(Records from a dataset)
——————

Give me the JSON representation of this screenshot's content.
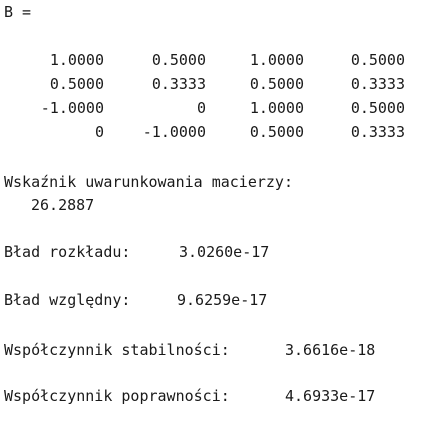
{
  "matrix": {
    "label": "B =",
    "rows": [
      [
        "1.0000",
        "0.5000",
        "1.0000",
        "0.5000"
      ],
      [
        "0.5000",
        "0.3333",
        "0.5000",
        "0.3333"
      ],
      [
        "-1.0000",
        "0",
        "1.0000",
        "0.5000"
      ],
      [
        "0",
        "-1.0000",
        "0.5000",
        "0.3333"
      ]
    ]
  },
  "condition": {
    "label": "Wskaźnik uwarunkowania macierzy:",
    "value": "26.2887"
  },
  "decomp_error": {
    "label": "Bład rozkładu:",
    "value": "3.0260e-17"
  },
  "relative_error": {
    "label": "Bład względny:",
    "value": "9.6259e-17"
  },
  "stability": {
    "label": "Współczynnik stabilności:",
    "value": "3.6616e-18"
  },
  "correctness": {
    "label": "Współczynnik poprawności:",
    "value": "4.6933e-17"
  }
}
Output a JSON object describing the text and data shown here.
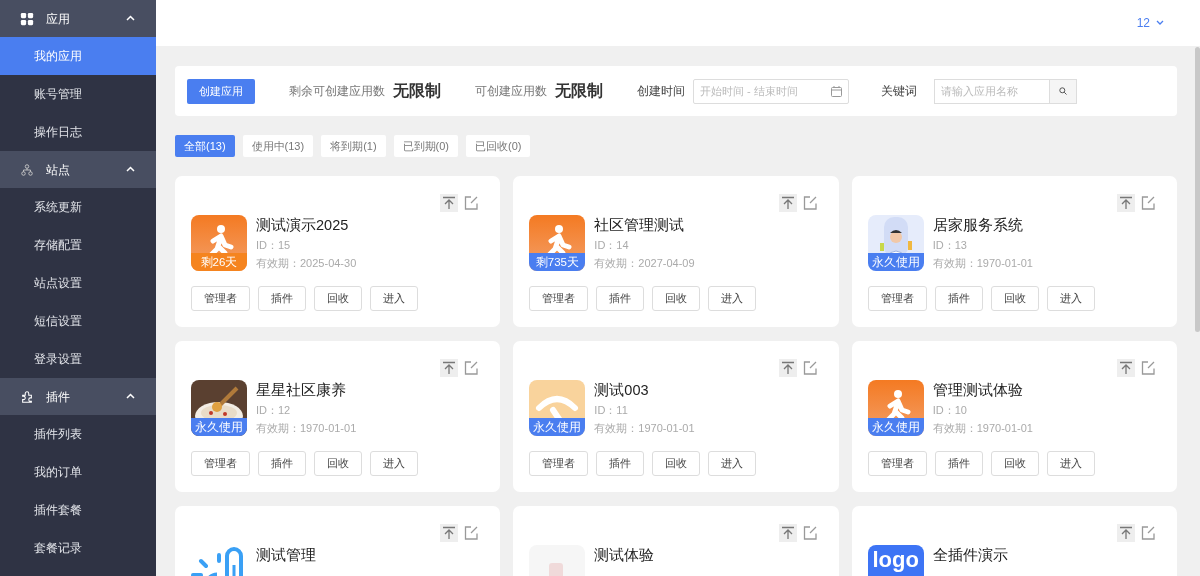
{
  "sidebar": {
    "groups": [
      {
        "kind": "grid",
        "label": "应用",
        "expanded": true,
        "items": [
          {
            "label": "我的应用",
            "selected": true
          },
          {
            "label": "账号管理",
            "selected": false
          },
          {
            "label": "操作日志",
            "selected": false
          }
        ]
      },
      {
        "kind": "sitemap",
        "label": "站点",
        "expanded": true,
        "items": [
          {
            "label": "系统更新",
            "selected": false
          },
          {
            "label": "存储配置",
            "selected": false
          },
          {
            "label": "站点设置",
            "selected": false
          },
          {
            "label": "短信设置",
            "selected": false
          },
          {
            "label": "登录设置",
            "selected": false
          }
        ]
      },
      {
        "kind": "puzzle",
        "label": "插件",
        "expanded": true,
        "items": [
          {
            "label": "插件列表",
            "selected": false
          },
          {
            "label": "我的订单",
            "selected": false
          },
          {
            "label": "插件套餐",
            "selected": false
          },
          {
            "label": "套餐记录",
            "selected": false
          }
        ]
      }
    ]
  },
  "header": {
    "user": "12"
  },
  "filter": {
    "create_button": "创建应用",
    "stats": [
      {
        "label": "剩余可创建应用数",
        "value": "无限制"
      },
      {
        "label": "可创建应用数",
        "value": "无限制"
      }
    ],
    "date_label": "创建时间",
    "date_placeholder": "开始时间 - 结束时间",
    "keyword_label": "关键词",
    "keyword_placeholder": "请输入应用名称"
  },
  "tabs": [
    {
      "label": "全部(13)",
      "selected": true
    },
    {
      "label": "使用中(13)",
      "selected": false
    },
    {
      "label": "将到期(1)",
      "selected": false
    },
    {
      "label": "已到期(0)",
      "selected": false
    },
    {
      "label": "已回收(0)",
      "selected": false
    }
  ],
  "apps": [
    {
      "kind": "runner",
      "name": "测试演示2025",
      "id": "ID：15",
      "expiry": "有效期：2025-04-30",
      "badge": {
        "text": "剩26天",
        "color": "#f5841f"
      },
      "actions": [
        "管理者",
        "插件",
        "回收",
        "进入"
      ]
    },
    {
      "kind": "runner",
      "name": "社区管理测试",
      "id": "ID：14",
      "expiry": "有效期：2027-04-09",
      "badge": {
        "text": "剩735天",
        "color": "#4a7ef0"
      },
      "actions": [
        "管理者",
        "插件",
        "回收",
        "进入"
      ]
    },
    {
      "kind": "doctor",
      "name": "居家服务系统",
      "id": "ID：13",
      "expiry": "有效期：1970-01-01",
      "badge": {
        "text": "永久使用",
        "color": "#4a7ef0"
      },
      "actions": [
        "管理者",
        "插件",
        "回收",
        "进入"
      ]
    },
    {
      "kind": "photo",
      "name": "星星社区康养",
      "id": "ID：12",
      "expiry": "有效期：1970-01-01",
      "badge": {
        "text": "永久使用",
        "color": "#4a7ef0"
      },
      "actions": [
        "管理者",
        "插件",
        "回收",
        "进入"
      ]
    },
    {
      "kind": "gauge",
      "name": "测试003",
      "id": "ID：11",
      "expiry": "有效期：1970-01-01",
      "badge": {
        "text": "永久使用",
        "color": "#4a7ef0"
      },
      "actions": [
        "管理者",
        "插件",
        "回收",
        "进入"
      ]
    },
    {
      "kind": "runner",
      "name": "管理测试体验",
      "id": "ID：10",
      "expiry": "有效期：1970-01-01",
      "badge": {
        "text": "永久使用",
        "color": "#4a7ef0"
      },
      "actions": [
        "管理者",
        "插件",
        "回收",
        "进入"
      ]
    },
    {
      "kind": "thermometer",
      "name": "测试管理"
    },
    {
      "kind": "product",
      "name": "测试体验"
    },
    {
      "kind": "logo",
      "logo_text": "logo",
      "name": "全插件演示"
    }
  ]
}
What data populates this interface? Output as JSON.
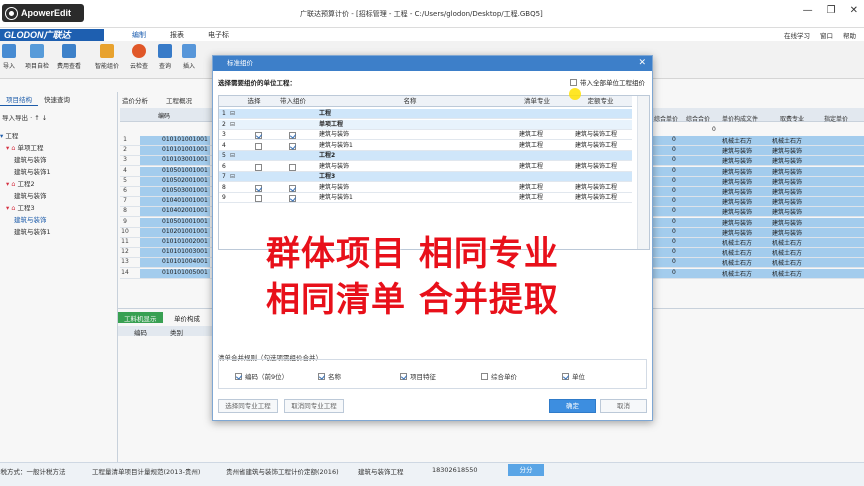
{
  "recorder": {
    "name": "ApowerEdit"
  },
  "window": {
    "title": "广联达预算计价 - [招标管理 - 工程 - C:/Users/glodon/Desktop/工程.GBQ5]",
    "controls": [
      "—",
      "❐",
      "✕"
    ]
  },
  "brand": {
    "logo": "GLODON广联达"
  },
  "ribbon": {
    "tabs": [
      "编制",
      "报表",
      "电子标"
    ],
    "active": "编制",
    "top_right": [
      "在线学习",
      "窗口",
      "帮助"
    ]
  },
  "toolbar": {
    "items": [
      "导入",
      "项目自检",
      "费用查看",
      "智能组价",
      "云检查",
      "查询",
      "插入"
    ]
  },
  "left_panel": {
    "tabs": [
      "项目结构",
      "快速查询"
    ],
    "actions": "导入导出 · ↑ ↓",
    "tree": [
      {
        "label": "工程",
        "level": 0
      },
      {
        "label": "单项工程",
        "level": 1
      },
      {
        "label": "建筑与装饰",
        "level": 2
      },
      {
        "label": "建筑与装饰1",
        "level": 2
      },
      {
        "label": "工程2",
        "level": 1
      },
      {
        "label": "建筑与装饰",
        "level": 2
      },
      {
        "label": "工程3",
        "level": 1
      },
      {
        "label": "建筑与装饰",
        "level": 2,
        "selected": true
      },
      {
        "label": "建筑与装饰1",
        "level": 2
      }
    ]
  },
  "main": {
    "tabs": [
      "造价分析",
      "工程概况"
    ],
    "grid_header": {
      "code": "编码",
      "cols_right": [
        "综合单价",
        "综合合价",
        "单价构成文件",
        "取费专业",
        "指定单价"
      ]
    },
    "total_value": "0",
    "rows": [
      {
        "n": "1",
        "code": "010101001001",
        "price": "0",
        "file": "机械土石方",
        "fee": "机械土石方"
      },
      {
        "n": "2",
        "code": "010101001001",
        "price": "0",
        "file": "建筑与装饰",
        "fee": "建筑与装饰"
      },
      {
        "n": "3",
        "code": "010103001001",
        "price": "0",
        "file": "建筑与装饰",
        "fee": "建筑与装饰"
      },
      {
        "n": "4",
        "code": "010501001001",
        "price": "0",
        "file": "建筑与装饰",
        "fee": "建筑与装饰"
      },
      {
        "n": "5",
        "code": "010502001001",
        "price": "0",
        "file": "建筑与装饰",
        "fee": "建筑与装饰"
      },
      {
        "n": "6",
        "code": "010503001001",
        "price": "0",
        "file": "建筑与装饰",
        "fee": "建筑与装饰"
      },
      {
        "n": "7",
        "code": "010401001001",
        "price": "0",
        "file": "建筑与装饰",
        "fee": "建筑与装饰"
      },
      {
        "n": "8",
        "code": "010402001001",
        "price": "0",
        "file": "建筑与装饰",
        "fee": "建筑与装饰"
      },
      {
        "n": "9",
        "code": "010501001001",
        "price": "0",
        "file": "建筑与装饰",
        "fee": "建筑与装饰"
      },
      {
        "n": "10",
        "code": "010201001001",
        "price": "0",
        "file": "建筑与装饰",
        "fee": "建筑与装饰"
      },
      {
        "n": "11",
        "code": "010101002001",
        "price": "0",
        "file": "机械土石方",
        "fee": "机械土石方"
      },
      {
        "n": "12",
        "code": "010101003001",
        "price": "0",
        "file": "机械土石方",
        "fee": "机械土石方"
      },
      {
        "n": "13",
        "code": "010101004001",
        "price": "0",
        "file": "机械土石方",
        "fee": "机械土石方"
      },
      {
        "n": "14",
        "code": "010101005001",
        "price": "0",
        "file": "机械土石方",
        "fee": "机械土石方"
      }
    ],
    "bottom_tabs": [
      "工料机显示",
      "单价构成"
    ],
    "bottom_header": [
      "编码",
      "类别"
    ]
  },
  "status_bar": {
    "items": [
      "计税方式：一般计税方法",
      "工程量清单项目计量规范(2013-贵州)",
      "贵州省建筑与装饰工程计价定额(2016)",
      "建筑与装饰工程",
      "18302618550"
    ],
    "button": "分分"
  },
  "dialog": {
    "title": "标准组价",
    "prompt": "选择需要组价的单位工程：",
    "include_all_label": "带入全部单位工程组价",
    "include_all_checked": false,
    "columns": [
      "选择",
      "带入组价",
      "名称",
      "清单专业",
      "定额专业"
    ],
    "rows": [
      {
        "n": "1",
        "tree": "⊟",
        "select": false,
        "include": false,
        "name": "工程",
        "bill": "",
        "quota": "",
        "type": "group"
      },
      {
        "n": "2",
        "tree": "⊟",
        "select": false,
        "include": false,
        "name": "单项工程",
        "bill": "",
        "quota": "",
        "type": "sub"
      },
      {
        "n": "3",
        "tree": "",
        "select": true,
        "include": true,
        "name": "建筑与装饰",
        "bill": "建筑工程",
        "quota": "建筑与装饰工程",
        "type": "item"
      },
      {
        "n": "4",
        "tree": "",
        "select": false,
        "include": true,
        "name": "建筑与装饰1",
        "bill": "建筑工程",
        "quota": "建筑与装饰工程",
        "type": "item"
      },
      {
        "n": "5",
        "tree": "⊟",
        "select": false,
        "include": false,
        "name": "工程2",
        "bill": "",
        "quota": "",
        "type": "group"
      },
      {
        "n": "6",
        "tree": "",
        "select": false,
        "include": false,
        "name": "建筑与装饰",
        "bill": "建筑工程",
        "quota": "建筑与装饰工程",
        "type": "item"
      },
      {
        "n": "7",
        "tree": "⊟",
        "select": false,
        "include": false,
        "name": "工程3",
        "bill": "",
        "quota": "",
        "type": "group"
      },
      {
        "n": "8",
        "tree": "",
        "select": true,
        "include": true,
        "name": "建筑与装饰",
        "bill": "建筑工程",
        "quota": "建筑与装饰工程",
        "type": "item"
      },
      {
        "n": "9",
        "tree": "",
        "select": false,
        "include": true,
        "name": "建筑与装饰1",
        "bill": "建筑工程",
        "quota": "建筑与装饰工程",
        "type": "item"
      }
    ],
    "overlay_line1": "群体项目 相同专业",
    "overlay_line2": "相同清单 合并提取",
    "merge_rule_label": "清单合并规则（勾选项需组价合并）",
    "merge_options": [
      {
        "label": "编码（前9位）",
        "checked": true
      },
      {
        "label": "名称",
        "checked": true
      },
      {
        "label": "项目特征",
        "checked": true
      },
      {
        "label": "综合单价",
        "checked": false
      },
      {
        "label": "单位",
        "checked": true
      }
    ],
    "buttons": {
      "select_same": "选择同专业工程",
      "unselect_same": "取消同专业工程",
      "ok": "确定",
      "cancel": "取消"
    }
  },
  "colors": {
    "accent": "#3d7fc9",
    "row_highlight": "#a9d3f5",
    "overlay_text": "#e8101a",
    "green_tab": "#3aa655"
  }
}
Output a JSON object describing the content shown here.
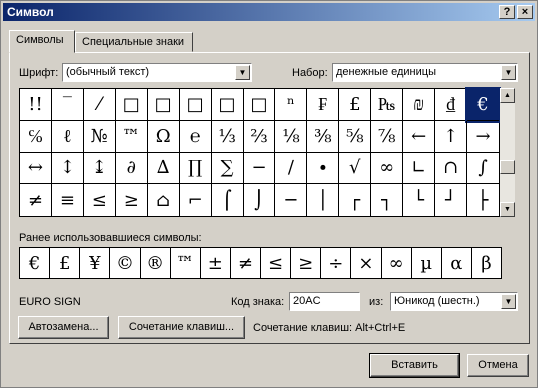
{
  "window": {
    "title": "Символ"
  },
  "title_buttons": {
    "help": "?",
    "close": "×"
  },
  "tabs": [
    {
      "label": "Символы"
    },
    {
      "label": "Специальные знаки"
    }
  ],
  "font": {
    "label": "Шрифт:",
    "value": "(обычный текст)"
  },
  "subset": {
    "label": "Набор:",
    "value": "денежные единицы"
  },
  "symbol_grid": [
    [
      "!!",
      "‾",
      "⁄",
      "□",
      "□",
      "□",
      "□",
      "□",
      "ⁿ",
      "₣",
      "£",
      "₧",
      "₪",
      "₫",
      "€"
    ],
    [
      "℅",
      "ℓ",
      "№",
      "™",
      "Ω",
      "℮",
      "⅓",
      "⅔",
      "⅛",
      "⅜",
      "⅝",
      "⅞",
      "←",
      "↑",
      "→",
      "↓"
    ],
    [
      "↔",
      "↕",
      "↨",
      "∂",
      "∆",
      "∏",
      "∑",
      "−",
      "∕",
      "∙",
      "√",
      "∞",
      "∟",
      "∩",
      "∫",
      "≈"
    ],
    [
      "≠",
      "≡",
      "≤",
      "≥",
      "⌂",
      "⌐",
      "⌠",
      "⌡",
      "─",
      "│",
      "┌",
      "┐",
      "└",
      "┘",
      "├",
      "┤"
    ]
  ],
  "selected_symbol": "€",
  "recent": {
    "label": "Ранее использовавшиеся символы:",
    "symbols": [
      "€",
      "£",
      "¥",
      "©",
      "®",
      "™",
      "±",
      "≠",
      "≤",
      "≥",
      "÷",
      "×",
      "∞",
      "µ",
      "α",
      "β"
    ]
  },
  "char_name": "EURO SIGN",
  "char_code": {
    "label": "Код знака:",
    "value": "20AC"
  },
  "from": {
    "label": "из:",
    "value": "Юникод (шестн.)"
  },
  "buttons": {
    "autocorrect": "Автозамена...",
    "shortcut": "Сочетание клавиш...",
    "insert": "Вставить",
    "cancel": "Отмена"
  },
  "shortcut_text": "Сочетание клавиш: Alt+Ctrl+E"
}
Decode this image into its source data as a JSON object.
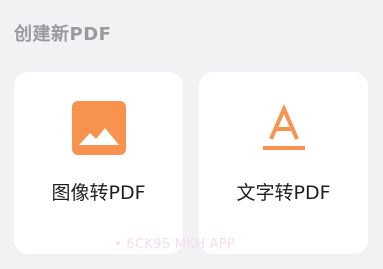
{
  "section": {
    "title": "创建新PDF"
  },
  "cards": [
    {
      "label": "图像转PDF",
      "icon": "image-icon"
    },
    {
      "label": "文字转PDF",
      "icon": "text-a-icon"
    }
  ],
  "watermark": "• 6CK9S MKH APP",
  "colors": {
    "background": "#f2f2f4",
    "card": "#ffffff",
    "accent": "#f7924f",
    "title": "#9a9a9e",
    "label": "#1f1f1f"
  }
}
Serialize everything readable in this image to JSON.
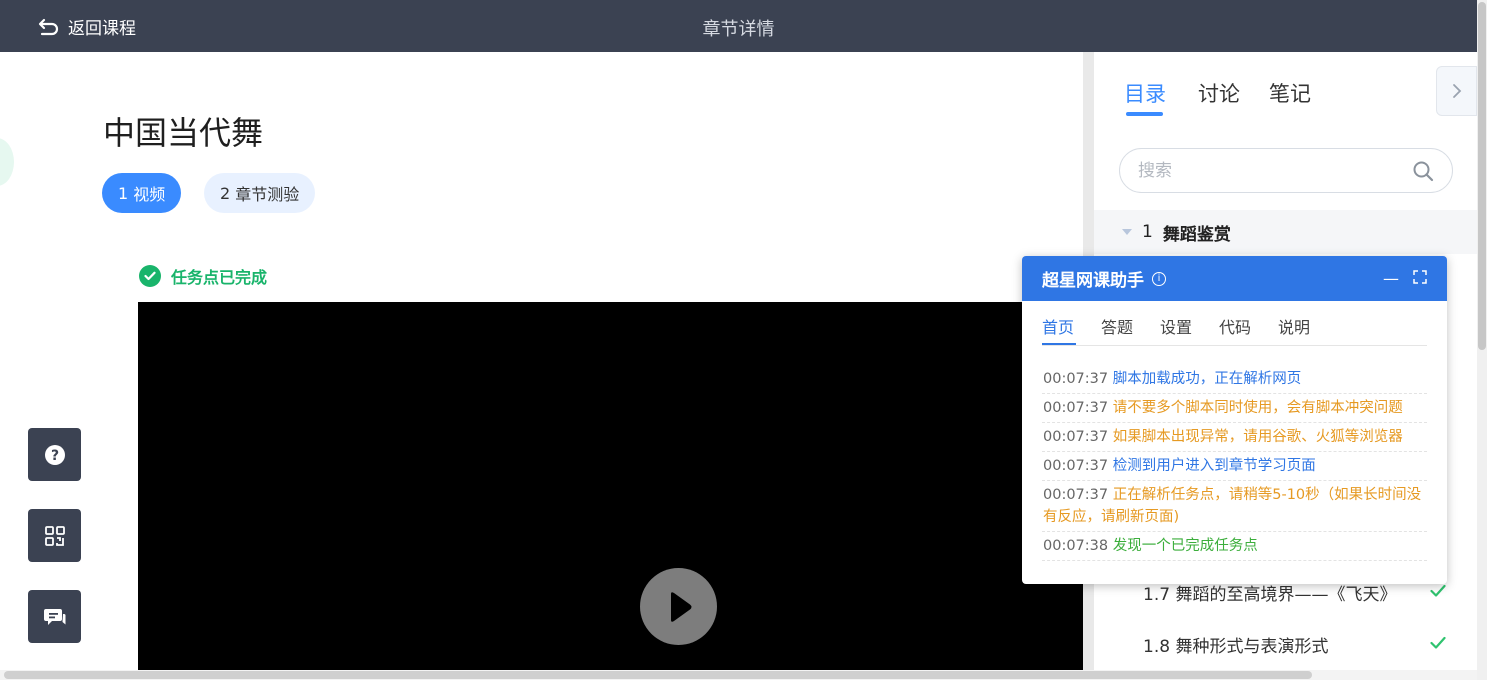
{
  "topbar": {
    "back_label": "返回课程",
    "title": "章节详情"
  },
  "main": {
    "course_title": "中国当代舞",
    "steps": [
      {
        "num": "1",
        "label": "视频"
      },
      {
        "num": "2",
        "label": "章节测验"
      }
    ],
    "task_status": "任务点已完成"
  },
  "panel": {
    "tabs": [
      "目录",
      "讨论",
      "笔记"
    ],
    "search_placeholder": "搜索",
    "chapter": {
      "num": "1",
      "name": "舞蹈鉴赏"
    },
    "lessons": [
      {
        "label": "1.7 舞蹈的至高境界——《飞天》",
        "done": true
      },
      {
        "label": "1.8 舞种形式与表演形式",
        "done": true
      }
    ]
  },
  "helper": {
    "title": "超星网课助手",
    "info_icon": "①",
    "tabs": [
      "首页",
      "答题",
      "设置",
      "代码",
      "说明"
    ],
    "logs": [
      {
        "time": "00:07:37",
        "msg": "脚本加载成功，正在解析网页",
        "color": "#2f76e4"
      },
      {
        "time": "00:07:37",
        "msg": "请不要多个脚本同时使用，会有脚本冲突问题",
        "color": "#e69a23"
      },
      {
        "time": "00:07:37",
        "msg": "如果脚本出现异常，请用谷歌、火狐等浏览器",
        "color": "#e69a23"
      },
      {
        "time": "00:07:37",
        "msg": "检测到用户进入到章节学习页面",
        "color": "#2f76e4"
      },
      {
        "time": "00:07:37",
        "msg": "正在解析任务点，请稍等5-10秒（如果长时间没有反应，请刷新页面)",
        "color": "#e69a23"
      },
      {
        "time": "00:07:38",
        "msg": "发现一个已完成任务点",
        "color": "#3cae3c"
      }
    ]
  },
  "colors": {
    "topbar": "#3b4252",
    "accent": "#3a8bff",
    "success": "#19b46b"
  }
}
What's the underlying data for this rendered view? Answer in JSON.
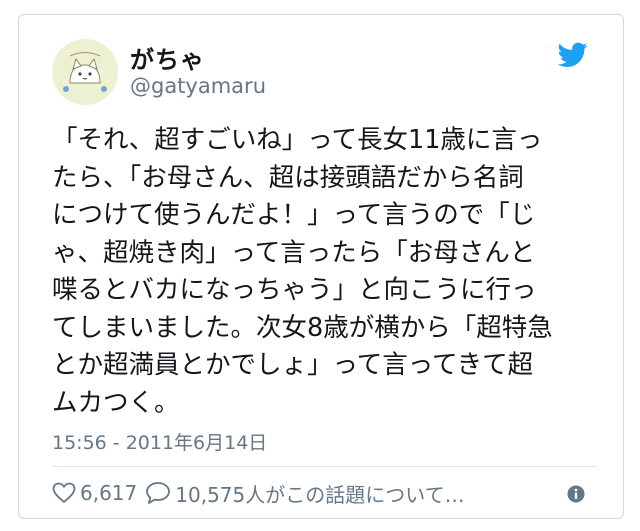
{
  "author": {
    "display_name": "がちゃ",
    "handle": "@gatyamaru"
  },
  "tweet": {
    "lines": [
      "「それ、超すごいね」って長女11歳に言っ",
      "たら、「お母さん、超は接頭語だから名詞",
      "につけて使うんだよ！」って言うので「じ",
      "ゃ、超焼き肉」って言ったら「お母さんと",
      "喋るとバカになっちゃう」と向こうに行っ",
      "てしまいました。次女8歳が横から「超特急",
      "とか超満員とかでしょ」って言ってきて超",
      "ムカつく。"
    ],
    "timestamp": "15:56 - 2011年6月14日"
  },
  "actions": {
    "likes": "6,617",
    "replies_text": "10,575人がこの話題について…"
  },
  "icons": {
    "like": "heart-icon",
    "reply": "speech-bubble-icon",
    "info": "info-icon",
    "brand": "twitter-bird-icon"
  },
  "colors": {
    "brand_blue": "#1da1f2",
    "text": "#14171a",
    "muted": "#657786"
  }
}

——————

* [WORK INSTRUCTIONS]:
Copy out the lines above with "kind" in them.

* [ANSWER TO THIS TASK]:
        "kind": "grid",
        "kind": "sitemap",
        "kind": "puzzle",
      "kind": "runner",
      "kind": "runner",
      "kind": "doctor",
      "kind": "photo",
      "kind": "gauge",
      "kind": "runner",
      "kind": "thermometer",
      "kind": "product",
      "kind": "logo",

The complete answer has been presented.